Going to club nights in Leeds, you couldn’t go out without hearing a Cribs song, but that wasn’t always true of the surrounding cities until the single ‘Men’s Needs’ was released. Was there a sudden shift in perceptions’ of the band or a sudden burst of previously uninterested parties joining in and trying to capitalise on the success?
To be honest, the clubs were always really good for us. We were embraced in the smaller towns in a way that a lot of our peers weren’t, and the big cities were always on it too, so we always felt embraced in that regard. Our problem was more at radio and TV. But yeah, when the third record came out a lot of doors that were previously closed to us started to open up a bit. But, I have to say in some of the cases it didn’t really feel cynical – more just that people were respectful of the way we had climbed the ladder. Maybe I’m being naive but I felt like some of those people were happy for us. Of course, we were resentful in some ways that we had been shunned for being lo-fi before, so we were pretty bratty and wouldn’t just play ball with some of the people that had rejected us before.
Will we be hearing MNWNW in its entirety through its running order, and will any new material be heard at all?
Yeah, we’re gonna play it in order. Seems like the right thing to do. Probably bring out some of the B-sides that we never really play too. As well as some of the usual favourites.
For three lads from a small town, you’ve had a phenomenal career to date. What memories of either recording or touring MNWNW do you look on the fondest?
I think the writing process was the best for me. We worked really hard, every day, and there was so much excitement around the demos. We had a lot of US labels trying to sign us and flying us out to wine and dine us and stuff, and we KNEW we had these really cool demos that no one had heard yet. I think it felt like we were finally reaping what we had sown and it was genuinely exciting. Those are always the best times, because the business side has not yet
kicked in – which always changes your opinions of the songs whether you like it or not. But when it’s only the three of us that have heard those songs...man, that’s just the best. The recording sessions up in Vancouver during the Christmas of 2006 were also really nice for those reasons too - hearing it all come together, sharing in everyone’s excitement.
As a band, you have always been against encores. It’s true that a lot of bands are touring anniversary shows, but this feels like a big thank you encore for the fans that have been there from the beginning. If you could say anything to fans for the support over the years, what would it be?
Yeah, we have always seen encores as a cheap showbiz trick, that is disingenuous and phony.
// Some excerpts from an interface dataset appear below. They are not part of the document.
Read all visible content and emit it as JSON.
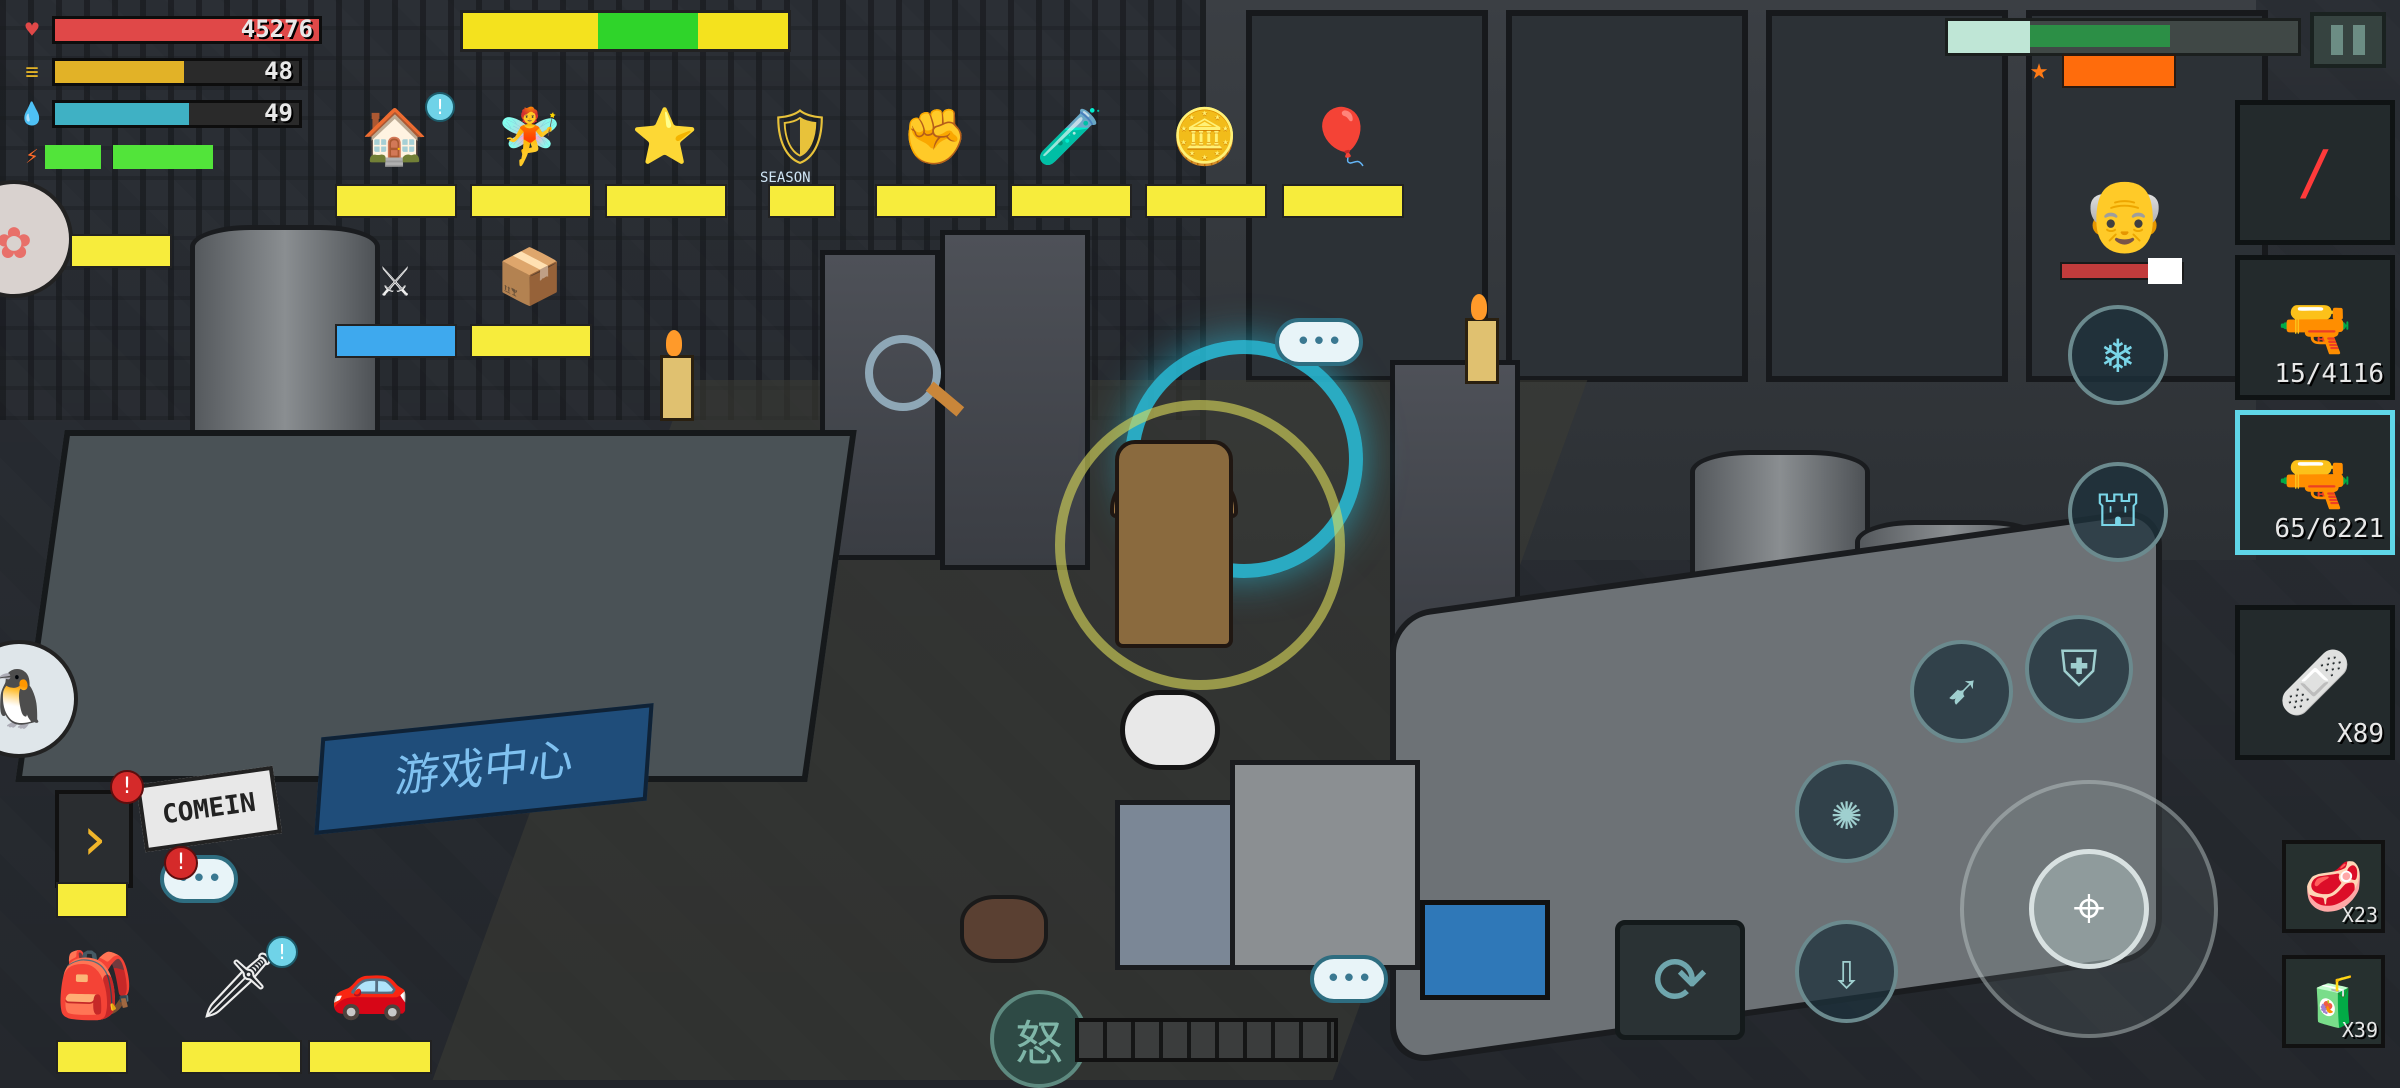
{
  "player": {
    "hp": "45276",
    "food": "48",
    "water": "49"
  },
  "features": [
    {
      "name": "home",
      "icon": "🏠",
      "label": ""
    },
    {
      "name": "fairy",
      "icon": "🧚",
      "label": ""
    },
    {
      "name": "rank-badge",
      "icon": "⭐",
      "label": ""
    },
    {
      "name": "season-pass",
      "icon": "🛡",
      "label": ""
    },
    {
      "name": "fist-event",
      "icon": "✊",
      "label": ""
    },
    {
      "name": "vial",
      "icon": "🧪",
      "label": ""
    },
    {
      "name": "gold-coins",
      "icon": "🪙",
      "label": ""
    },
    {
      "name": "gift-balloons",
      "icon": "🎈",
      "label": ""
    },
    {
      "name": "weapon-armory",
      "icon": "⚔",
      "label": ""
    },
    {
      "name": "supply-crate",
      "icon": "📦",
      "label": ""
    }
  ],
  "season_text": "SEASON",
  "weapons": {
    "smg_ammo": "15/4116",
    "rifle_ammo": "65/6221"
  },
  "items": {
    "medkit_count": "X89",
    "meat_count": "X23",
    "potion_count": "X39"
  },
  "signs": {
    "comein": "COMEIN",
    "game_center": "游戏中心"
  },
  "rage_label": "怒",
  "alerts": {
    "exclaim": "!"
  },
  "colors": {
    "hp": "#e04848",
    "food": "#e2b227",
    "water": "#3fb1c4",
    "energy": "#52e43a",
    "placeholder": "#f7ec3c",
    "accent_cyan": "#5fd6e8"
  }
}
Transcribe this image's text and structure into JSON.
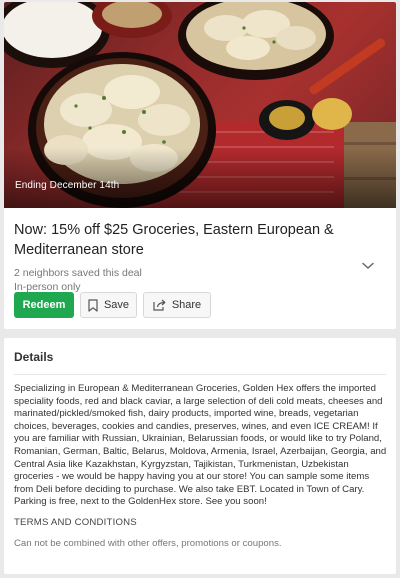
{
  "deal": {
    "ending_badge": "Ending December 14th",
    "title": "Now: 15% off $25 Groceries, Eastern European & Mediterranean store",
    "saved_count_text": "2 neighbors saved this deal",
    "availability": "In-person only",
    "actions": {
      "redeem_label": "Redeem",
      "save_label": "Save",
      "share_label": "Share"
    },
    "colors": {
      "redeem": "#1fa84f"
    }
  },
  "details": {
    "heading": "Details",
    "body": "Specializing in European & Mediterranean Groceries, Golden Hex offers the imported speciality foods, red and black caviar, a large selection of deli cold meats, cheeses and marinated/pickled/smoked fish, dairy products, imported wine, breads, vegetarian choices, beverages, cookies and candies, preserves, wines, and even ICE CREAM! If you are familiar with Russian, Ukrainian, Belarussian foods, or would like to try Poland, Romanian, German, Baltic, Belarus,  Moldova, Armenia, Israel, Azerbaijan, Georgia, and Central Asia like Kazakhstan, Kyrgyzstan, Tajikistan, Turkmenistan, Uzbekistan groceries - we would be happy having you at our store! You can sample some items from Deli before deciding to purchase. We also take EBT.  Located in Town of Cary.  Parking is free, next to the GoldenHex store. See you soon!",
    "terms_heading": "TERMS AND CONDITIONS",
    "terms_text": "Can not be combined with other offers, promotions or coupons."
  },
  "icons": {
    "save": "bookmark-icon",
    "share": "share-icon",
    "expand": "chevron-down-icon"
  }
}
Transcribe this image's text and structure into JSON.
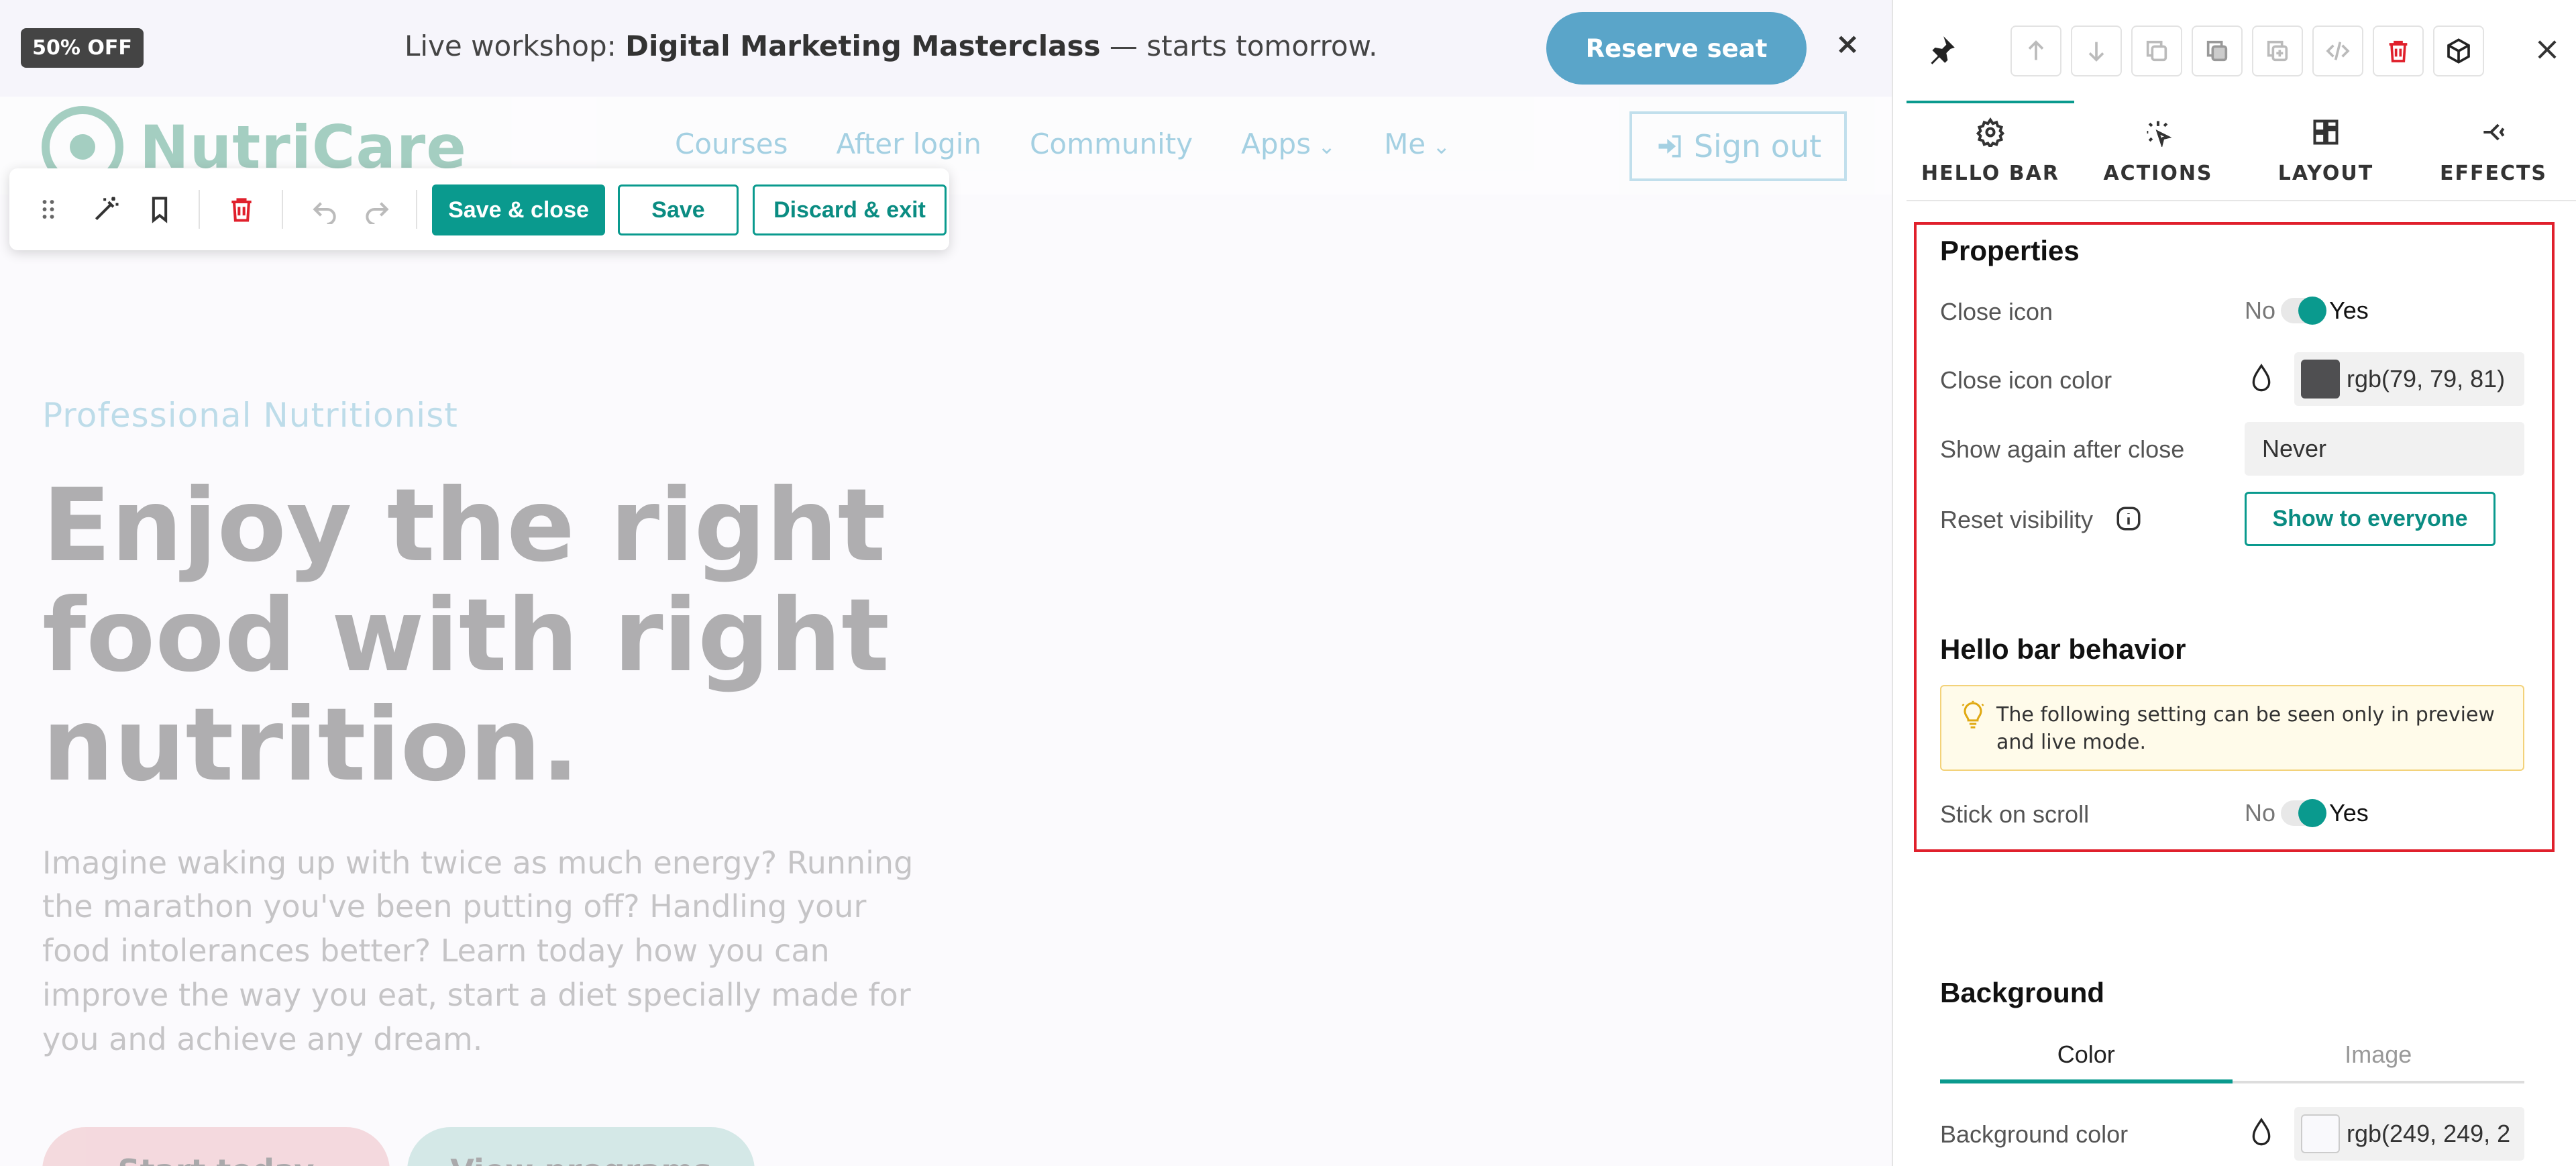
{
  "hello_bar": {
    "badge": "50% OFF",
    "message_prefix": "Live workshop: ",
    "message_bold": "Digital Marketing Masterclass",
    "message_suffix": " — starts tomorrow.",
    "cta": "Reserve seat",
    "close_glyph": "×"
  },
  "site": {
    "logo": "NutriCare",
    "menu": [
      "Courses",
      "After login",
      "Community",
      "Apps",
      "Me"
    ],
    "signout": "Sign out",
    "hero": {
      "eyebrow": "Professional Nutritionist",
      "title": "Enjoy the right food with right nutrition.",
      "description": "Imagine waking up with twice as much energy? Running the marathon you've been putting off? Handling your food intolerances better? Learn today how you can improve the way you eat, start a diet specially made for you and achieve any dream.",
      "cta_start": "Start today",
      "cta_view": "View programs"
    }
  },
  "editor_toolbar": {
    "save_close": "Save & close",
    "save": "Save",
    "discard": "Discard & exit"
  },
  "sidebar": {
    "close_glyph": "×",
    "tabs": [
      {
        "label": "HELLO BAR",
        "icon": "gear-icon",
        "active": true
      },
      {
        "label": "ACTIONS",
        "icon": "cursor-click-icon"
      },
      {
        "label": "LAYOUT",
        "icon": "layout-icon"
      },
      {
        "label": "EFFECTS",
        "icon": "effects-icon"
      }
    ],
    "properties": {
      "title": "Properties",
      "close_icon_label": "Close icon",
      "close_icon_no": "No",
      "close_icon_yes": "Yes",
      "close_icon_color_label": "Close icon color",
      "close_icon_color_value": "rgb(79, 79, 81)",
      "close_icon_color_hex": "#4f4f51",
      "show_again_label": "Show again after close",
      "show_again_value": "Never",
      "reset_visibility_label": "Reset visibility",
      "reset_visibility_button": "Show to everyone"
    },
    "behavior": {
      "title": "Hello bar behavior",
      "notice": "The following setting can be seen only in preview and live mode.",
      "stick_label": "Stick on scroll",
      "stick_no": "No",
      "stick_yes": "Yes"
    },
    "background": {
      "title": "Background",
      "tab_color": "Color",
      "tab_image": "Image",
      "color_label": "Background color",
      "color_value": "rgb(249, 249, 2",
      "color_hex": "#f9f9fc"
    }
  },
  "colors": {
    "accent": "#0a9a8e",
    "hello_bar_cta": "#5aa5c9",
    "danger": "#e0202c"
  }
}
We would rather play all the songs at once without needing to put that little break in where people have to beg you to grace them with your presence once again oh mighty ones!
We have always felt a huge debt of gratitude to our fans – in the days when the media overlooked us in favour of more processed bands, it was our fans that bought our singles on word of mouth, came to our shows, and championed us to the point where those people could no longer ignore us. They totally buoyed our entire career in that way. So, whenever we go on tour, or put a record out, we try and make sure that the people who care about us get as much value for their money as possible. That’s what this tour is about – they wanted it so who are we to say that this record is in the past?
The Cribs play at First Direct Arena, Leeds on May 20. www.thecribs.com